Khan is, according to opinion polls, the most popular Pakistani politician nowadays who may become Pakistan’s prime minister. He has built his popularity partially on his anti-American stances, or more precisely on his fervent opposition to U.S. drone strikes.
Last Saturday, he was briefly detained and questioned by U.S. immigration authorities before he boarded a flight from Toronto to New York to attend a fundraising event.
He tweeted that he was “interrogated on views on drones,” adding, “My stance is known. Drone attacks must stop.” Moments later, he tweeted, “Missed flight and sad to miss the fundraising lunch in NY, but nothing will change my stance.”
For critics, it may sound absurd to see Khan vehemently opposing America, yet going there for lunch and for the money.
Addressing his fundraising tour in the United States, Asif Khawaja, a member of the National Assembly from Sialkot in north-east of the Punjab province and a close lieutenant of Nawaz Sharif for years, stated that for “a leader who promises to bring fundamental change in our political /economic /social system, this is a huge contradiction.”
“He professes change but his actions do not match his claims, his dream team has defended and strengthened status quo for last three decades.
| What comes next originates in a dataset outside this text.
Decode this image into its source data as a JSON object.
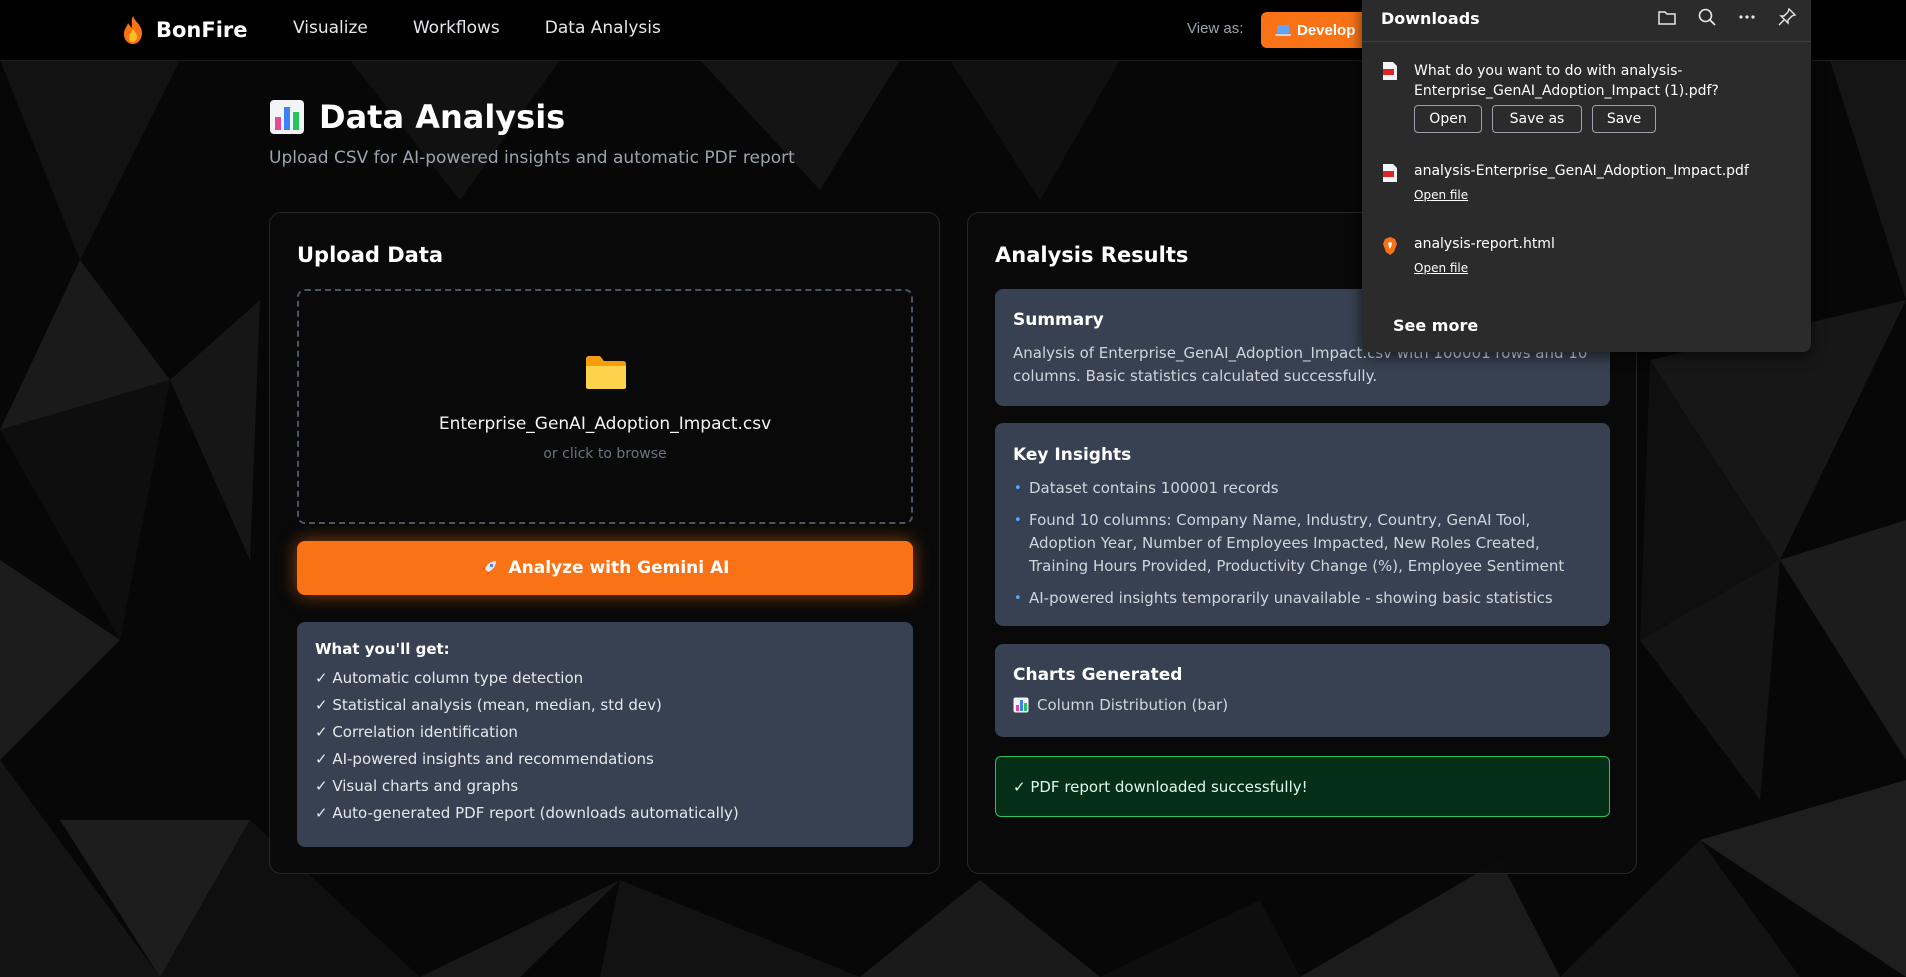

His fundraising for PTI & SKMT from the same platform raises serious transparency issues,” Assif added.
He explained that the fundraising team for Khan’s Pakistan Tehrik-e-Insaf (PTI) and his Shaukat Khanum Memorial Trust (SKMT) is “almost the same” as “most of them are office bearers in both organizations.”
“His politics and his association with SKMT are raising questions of financial propriety and ethics ... One cannot lead in politics with such a glaring paradox,” Assif stated.
“His apparent opposition to drones and NATO supplies through Pakistan vs. fundraisers for PTI & SKMT in America are too hypocritical even for decadent Pakistani politics he claims to change,” he added.
But Khan’s visit to the United States is most likely seen in the context of paradox and hypocrisy only by two rival parties in general and Nawaz Sharif’s Pakistan Muslim League in particular, according to Naveed Ahmad, a Pakistani journalist, academic and a co-founder of Silent Heroes, Invisible Bridges, an Istanbul-based digital media source.
“To my understanding, Khan is pursuing a policy of mutual co-existence and friendship-at-parity with the United States and other NATO nations,” Ahmed said, adding that Khan “is clearly anti-America, thus he has not even spoken openly against Bashar al-Assad.”
In what Khan’s critics’ may strongly describe as another sign of hypocrisy, Ahmed told Al Arabiya English that the PTI chairman “is convinced that the Alawite leader is massacring his own people in broad day light. In private, he calls Bashar a killer.”
But the past of the former cricketer is probably more critical to the rising of Pakistan’s “new star” than his present might be.
“Imran Khan's past as a cricketer and then a philanthropist which culminated into his role as a politician over a decade ago remains untainted from any kind of wrongdoing or corruption, except that he initially supported Pervez Musharraf but soon became the most bitter critic,” Ahmed said.
“I would say rise of Imran Khan as a politician can be termed as Pakistani version of Arab Spring,” Ahmed added. “His stance on drone attacks and his simultaneous engagement with the Pakistanis there, American media and politicians is pragmatic and not hypocritical,” he explained.